2021 note: this post was written 7 years ago, when I was the founder of a meditation community known as OpenSit. Times have changed and OpenSit is no longer online. If you’re looking for some way of starting up a meditation journal today, many meditation apps have some journalling functionality built in. Failing that, any paper pad will do! So you’re already sold on meditation right? You read all those convincing studies.
To see to the bottom of a pond, the water needs to be clear and still. The same applies to your mind. Until the mind is stilled, it defaults to stirring up debris in the form of stories, doubts and endless self-narrative. This debris clouds your experience, distorting the true nature of your mind. By focusing on the breath, we give the mind something to fully apply itself to. With the mind focused and absorbed in the breath the debris settles, our clarity increases, and our experience becomes still.
Meditation is the practice of freedom through insight Through the practise of paying attention to our moment-to-moment experience, we gain insight through seeing how we are not free. Each moment of awakeness helps us understand how we create friction in our experience by resisting it, and how this habitual resistance is stressful and draining. Furthermore, by learning to recognise the primary characteristics of our experience, we notice our ignorance about the nature of things – bestowing ‘mind’, ‘world’ and ‘self’ with a solidity and essence where none can be found.

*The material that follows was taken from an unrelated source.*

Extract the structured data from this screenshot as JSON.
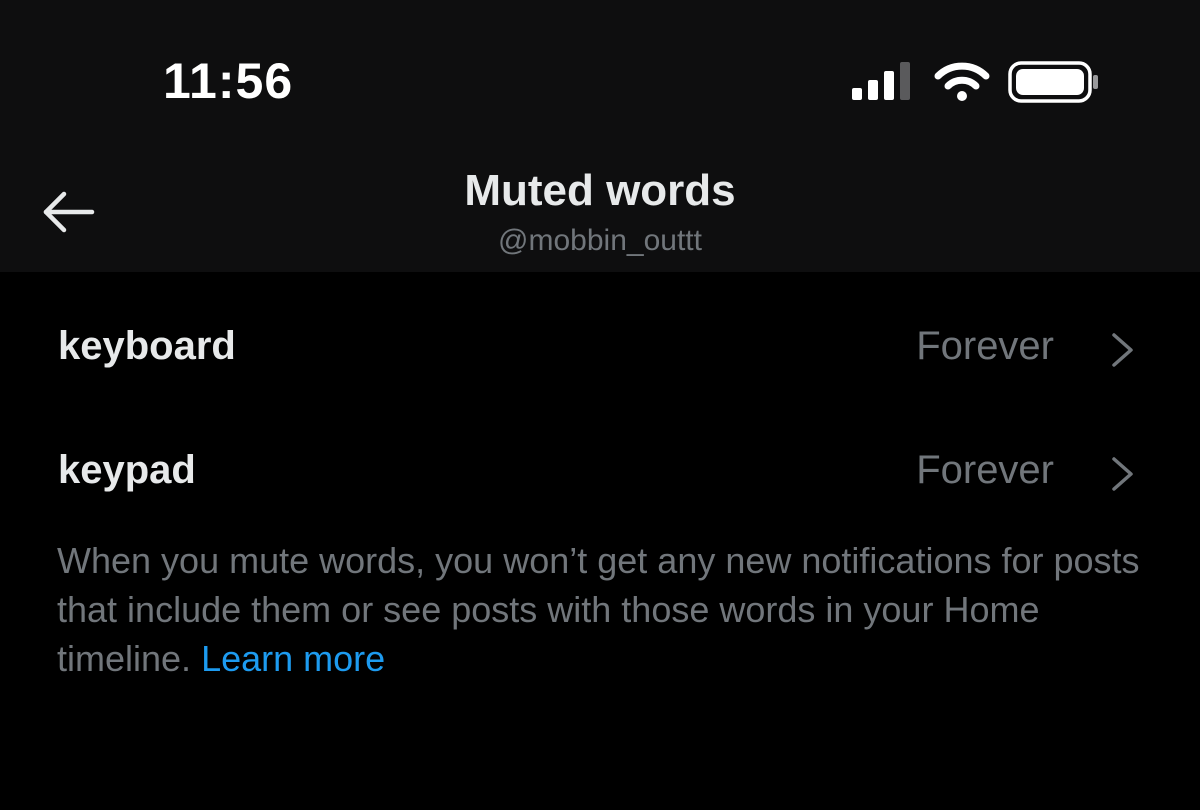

Because we care, we choose to practice. We yearn for peace, for genuine happiness. And so we come to the cushion and engage with the crux of our predicament: what does it mean to be here? The feeling of being here is the gateway to all life’s vicissitudes, from the ever-shifting sensory landscape around us to our personal thoughts and emotions. It all arises right here. We often neglect the fullness of presence in favour of a reliance on thought.
When you sit down to practice Vipassana meditation, you observe your moment to moment experience with the intention of seeing the three characteristics: anicca (impermanence, change), dukkha (unsatisfactoriness, suffering) and anatta (not-self). More accurately, you are tuning into the 3Cs, as they are always already the case. This is not a philosophical exercise – the practice is to stay at the immediate sensate level of your experience, with a degree of mental calm that allows you to observe manifesting reality without getting caught up in it.
On Sunday night I got back from a three week work retreat at the stunning Gaia House in Devon. A month or so back I’d been looking for a job, and also wanting to go on retreat, so I decided that I could wallop two birds with one stone, whilst also lending a helping hand at a world-renowned retreat centre. According to the Progress of Insight map which I’d found very useful since I started meditating, I’d been lurking in the equanimity phase of my first insight cycle since my first retreat in January.
I’ve been back from Dhamma Dipa for two days now. Here is a report of how it worked out for me, for those interested. The first 3 days were hell, and I don’t use the term lightly. Physical pain, mental judgements and overwhelming emotional attachments all quickly came to the surface thanks to prolonged meditation and the Noble Silence. The whole retreat experience is set-up so as to facilitate this kind of coming-to-terms: there’s no-one to speak to, nothing to distract yourself with.